If you saw Bride of Frankenstein (1935) as a kid on the Saturday afternoon TV matinee, you probably have fond memories of it as a fun and scary way to spend an hour and a half. If you saw it as an adult, especially one who appreciates the artistry of fine film making, you recognize it as a masterpiece of classic cinema.
The first of multiple sequels, spin-offs and remakes of 1931's Frankenstein, Bride of Frankenstein is a cornerstone of the American horror genre. Considered by many to be a superior film to the original, it is one of few in cinema history with that distinction. The film's director James Whale, also directed its predecessor, making him immortal in the monster movie world. Discussions for a sequel to Frankenstein began as early as 1931 when the original was released but securing Whale as director and developing a suitable script took several years.
The story begins with a prelude presenting the novel's authoress, Mary Shelley, recounting to Lord Byron and her husband Percy Shelley, the continuation of macabre prose, on a stormy night in pre-Victorian England. The tale then picks up where Frankenstein left off with the Monster supposedly burned in an old windmill. The film continues on to display a series of memorable vignettes that have defined the Frankenstein legend, including the Monster's meeting with a blind, kind-hearted hermit who teaches him to speak a limited vocabulary. The culmination of course is the creation of the Monster's mate, with all the bells and whistles that were missing from the original (the financial success of Frankenstein made more opulent production values possible for its sequel).
Playing dual roles as both Mary Shelley in the film's prelude, and the Monster's bride is the ever delightful Elsa Lanchester. With her lightning bolt bouffant, wide eyes and long flowing gown, her bride has become an iconic movie image and a favorite at many a festive Halloween party. Though credited for her efforts as Mary Shelley, Lanchester goes unbilled for her ghoulish role. The actress portraying the Bride is merely listed with a question mark on the cast of characters. Along with Lanchester's Bride, Ernest Thesiger creates one of the horror genres most enduring characters, Dr. Septimus Pretorius, the mad scientist/physician who tries to entice Henry Frankenstein to continue his human experiments and create a mate for his monster. Thesiger fills the movie with dry wit and a flamboyant performance. His Pretorius is over the top as he displays his tiny human Henry VIII under glass grown from cultures and drinking a cocktail with the Monster among the graves in the catacombs. Dark, sly humor actually plays a large part in the film, unlike the straightforward horror and play-it-for-screams strategy of the original. And of course Colin Clive and Boris Karloff (billed merely as Karloff) reprise their infamous roles as Baron Frankenstein and his Monster.

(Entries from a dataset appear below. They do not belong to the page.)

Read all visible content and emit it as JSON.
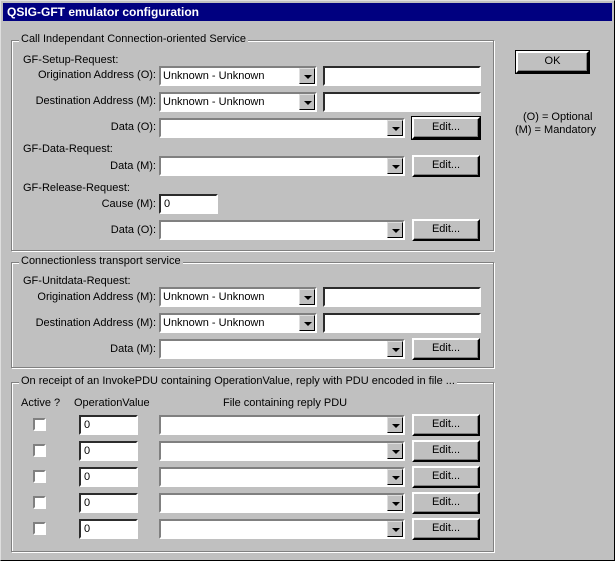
{
  "title": "QSIG-GFT emulator configuration",
  "ok_label": "OK",
  "legend_note": [
    "(O) = Optional",
    "(M) = Mandatory"
  ],
  "edit_label": "Edit...",
  "group1": {
    "title": "Call Independant Connection-oriented Service",
    "setup_title": "GF-Setup-Request:",
    "orig_label": "Origination Address (O):",
    "orig_value": "Unknown - Unknown",
    "dest_label": "Destination Address (M):",
    "dest_value": "Unknown - Unknown",
    "data_o_label": "Data (O):",
    "data_req_title": "GF-Data-Request:",
    "data_m_label": "Data (M):",
    "release_title": "GF-Release-Request:",
    "cause_label": "Cause (M):",
    "cause_value": "0",
    "rel_data_label": "Data (O):"
  },
  "group2": {
    "title": "Connectionless transport service",
    "unidata_title": "GF-Unitdata-Request:",
    "orig_label": "Origination Address (M):",
    "orig_value": "Unknown - Unknown",
    "dest_label": "Destination Address (M):",
    "dest_value": "Unknown - Unknown",
    "data_label": "Data (M):"
  },
  "group3": {
    "title": "On receipt of an InvokePDU containing OperationValue, reply with PDU encoded in file ...",
    "col_active": "Active ?",
    "col_opvalue": "OperationValue",
    "col_file": "File containing reply PDU",
    "rows": [
      {
        "active": false,
        "opvalue": "0",
        "file": ""
      },
      {
        "active": false,
        "opvalue": "0",
        "file": ""
      },
      {
        "active": false,
        "opvalue": "0",
        "file": ""
      },
      {
        "active": false,
        "opvalue": "0",
        "file": ""
      },
      {
        "active": false,
        "opvalue": "0",
        "file": ""
      }
    ]
  }
}
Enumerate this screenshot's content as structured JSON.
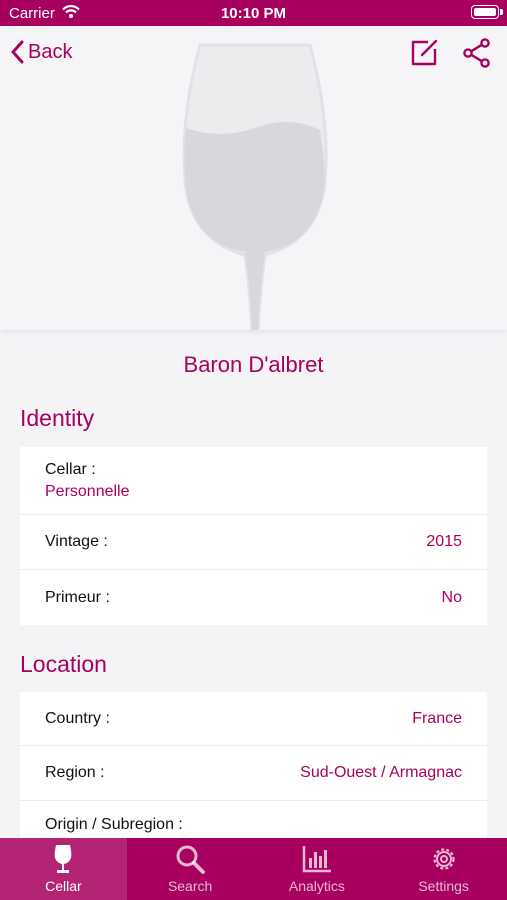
{
  "status_bar": {
    "carrier": "Carrier",
    "time": "10:10 PM"
  },
  "nav": {
    "back_label": "Back"
  },
  "wine": {
    "name": "Baron D'albret"
  },
  "identity": {
    "title": "Identity",
    "rows": [
      {
        "label": "Cellar :",
        "value": "Personnelle"
      },
      {
        "label": "Vintage :",
        "value": "2015"
      },
      {
        "label": "Primeur :",
        "value": "No"
      }
    ]
  },
  "location": {
    "title": "Location",
    "rows": [
      {
        "label": "Country :",
        "value": "France"
      },
      {
        "label": "Region :",
        "value": "Sud-Ouest / Armagnac"
      },
      {
        "label": "Origin / Subregion :",
        "value": ""
      }
    ]
  },
  "tabs": [
    {
      "label": "Cellar",
      "icon": "wine-glass-icon",
      "active": true
    },
    {
      "label": "Search",
      "icon": "search-icon",
      "active": false
    },
    {
      "label": "Analytics",
      "icon": "analytics-icon",
      "active": false
    },
    {
      "label": "Settings",
      "icon": "gear-icon",
      "active": false
    }
  ],
  "colors": {
    "accent": "#a8005f",
    "background": "#f4f4f7",
    "placeholder_glass": "#d8d8dc"
  }
}
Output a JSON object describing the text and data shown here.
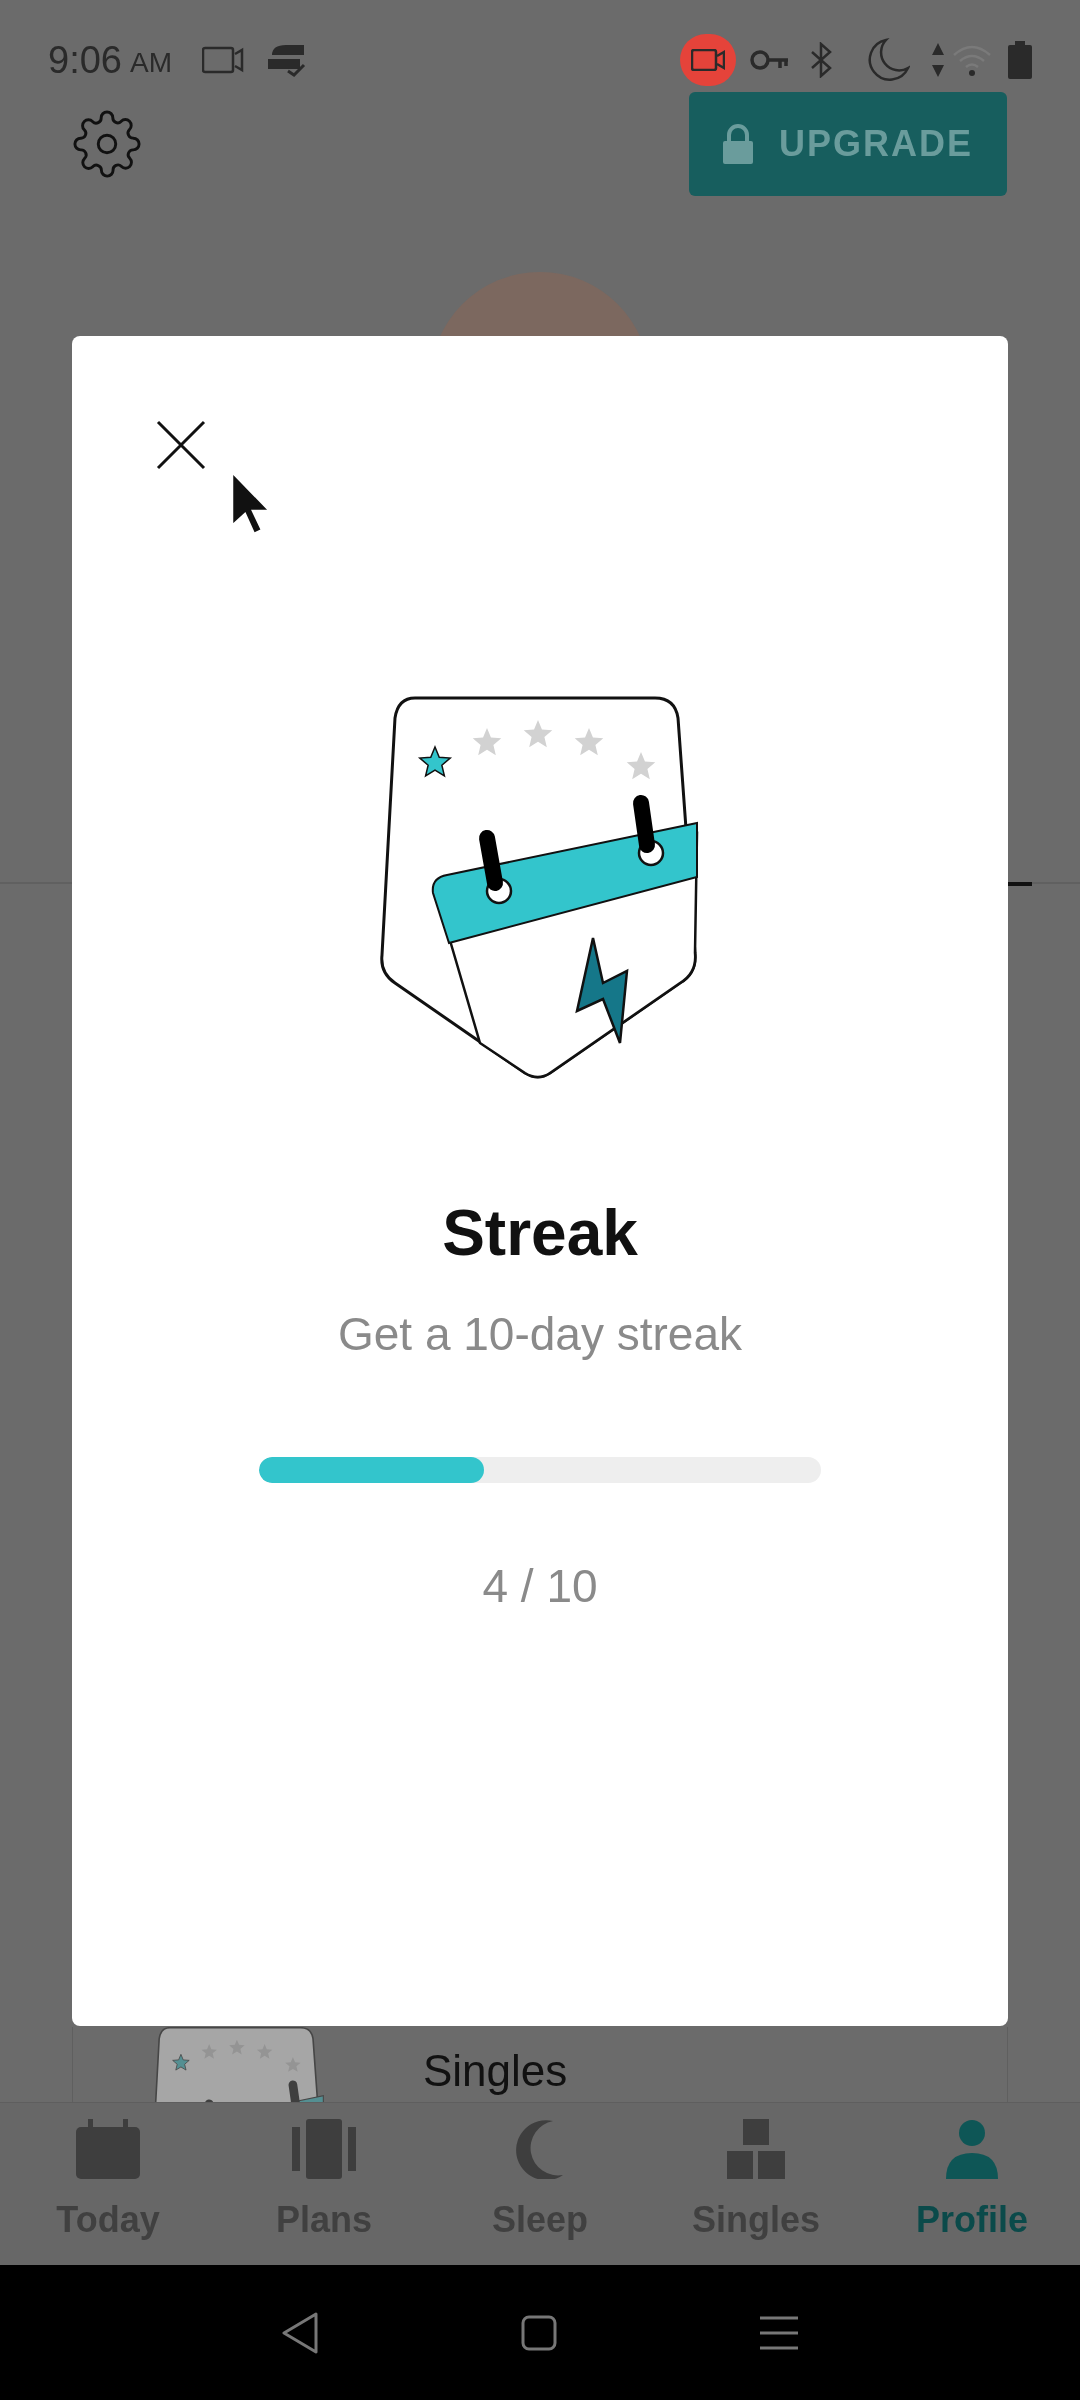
{
  "status_bar": {
    "time": "9:06",
    "meridiem": "AM"
  },
  "header": {
    "upgrade_button": "UPGRADE"
  },
  "modal": {
    "title": "Streak",
    "subtitle": "Get a 10-day streak",
    "progress": {
      "level": 0.4,
      "reading": "4 / 10"
    }
  },
  "background_card": {
    "title": "Singles"
  },
  "tabs": [
    {
      "label": "Today",
      "selected": false
    },
    {
      "label": "Plans",
      "selected": false
    },
    {
      "label": "Sleep",
      "selected": false
    },
    {
      "label": "Singles",
      "selected": false
    },
    {
      "label": "Profile",
      "selected": true
    }
  ]
}
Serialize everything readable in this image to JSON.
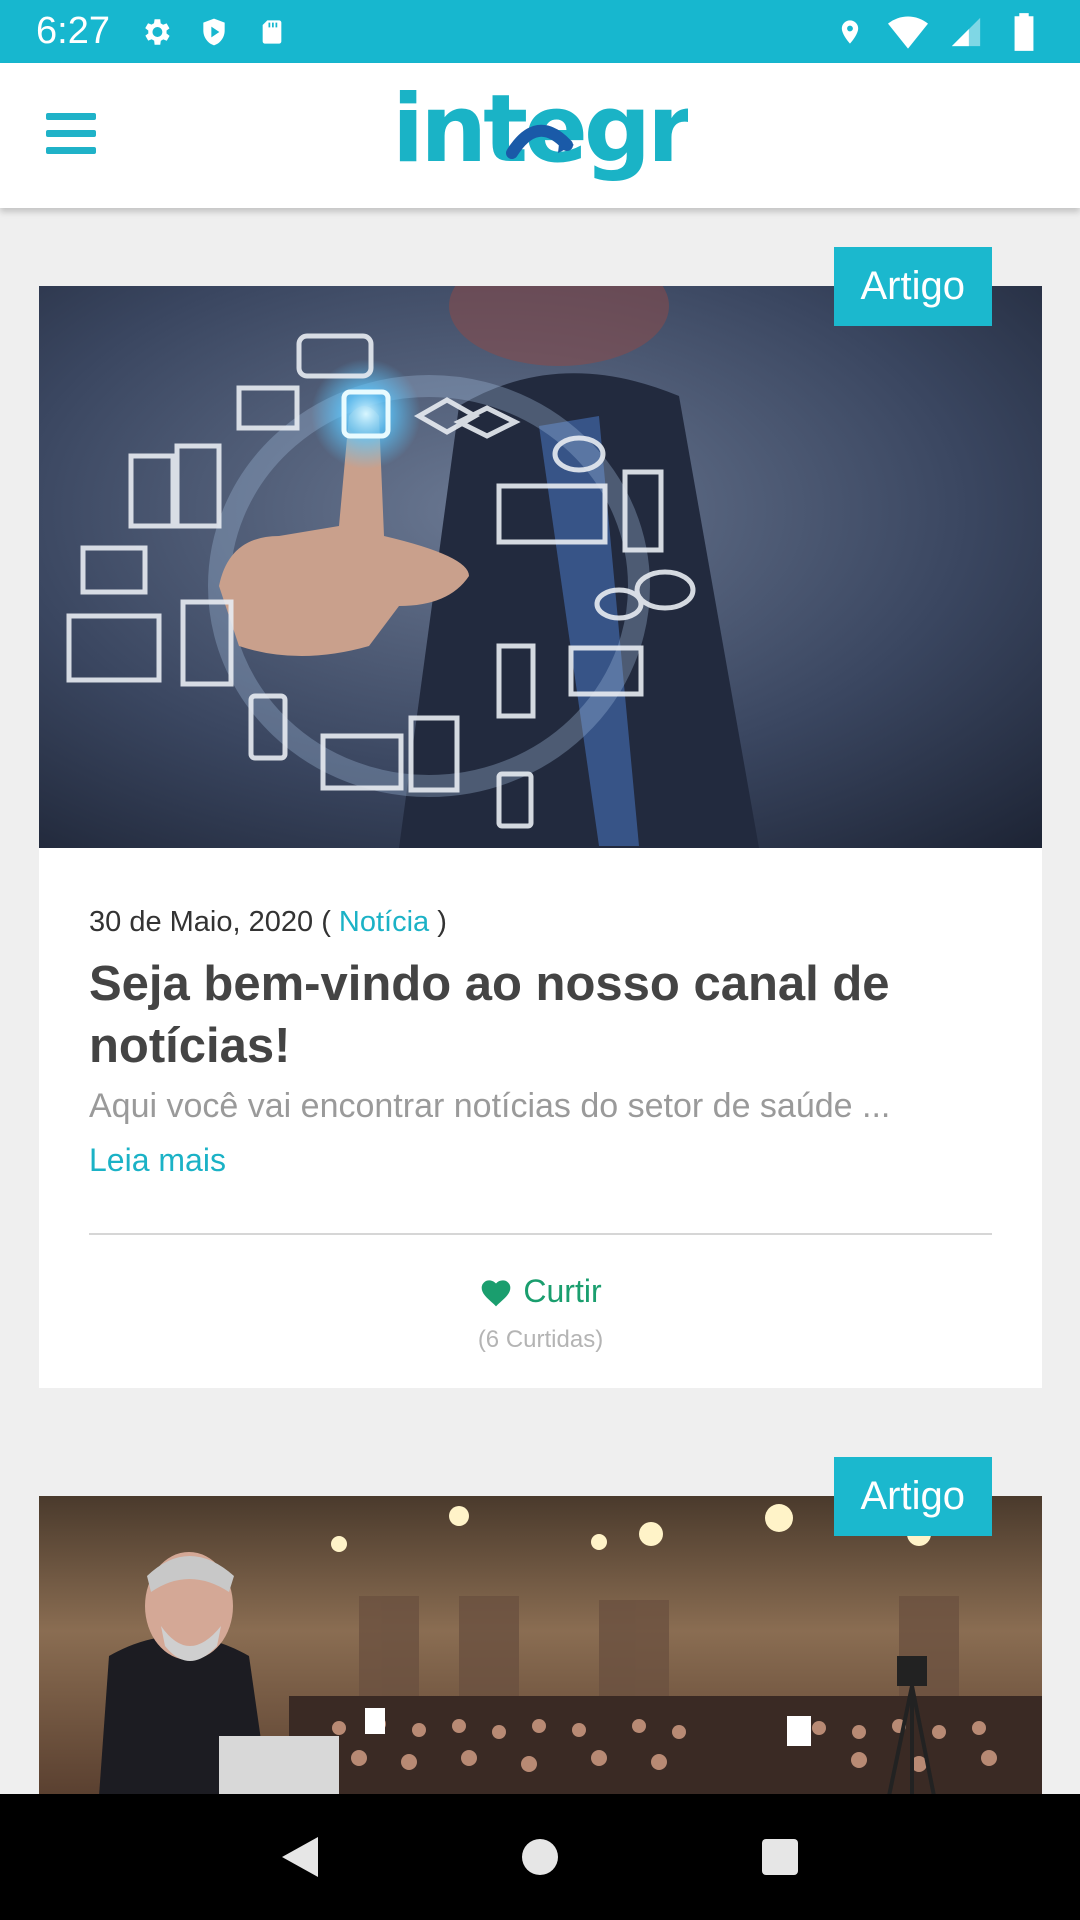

Universal pulled out all the stops for the production. Whale, influenced by German Expressionism, molded a highly stylized work with lavish art deco sets (the interior ceilings seem to go to the moon) with the help of art director Charles D. Hall. Make up artist Jack Pierce created the images forever associated with the characters in question. The haunting atmosphere was further elevated with John Mescall's cinematography. His close ups of local peasantry particularly give an eerily chilling effect. (Una O'Connor's Minnie the maid is a hoot. Who knew an Irish brogue would fit so well in rural Bavaria). Not to be forgotten is Franz Waxman's powerful score.
Many successors to this film would be produced, the next being Son of Frankenstein (1939) with Basil Rathbone as a somewhat sturdier Dr. Frankenstein, but none would match it in style and panache. Thanks to the gifted direction of James Whale, it is a truly mezmorizing film.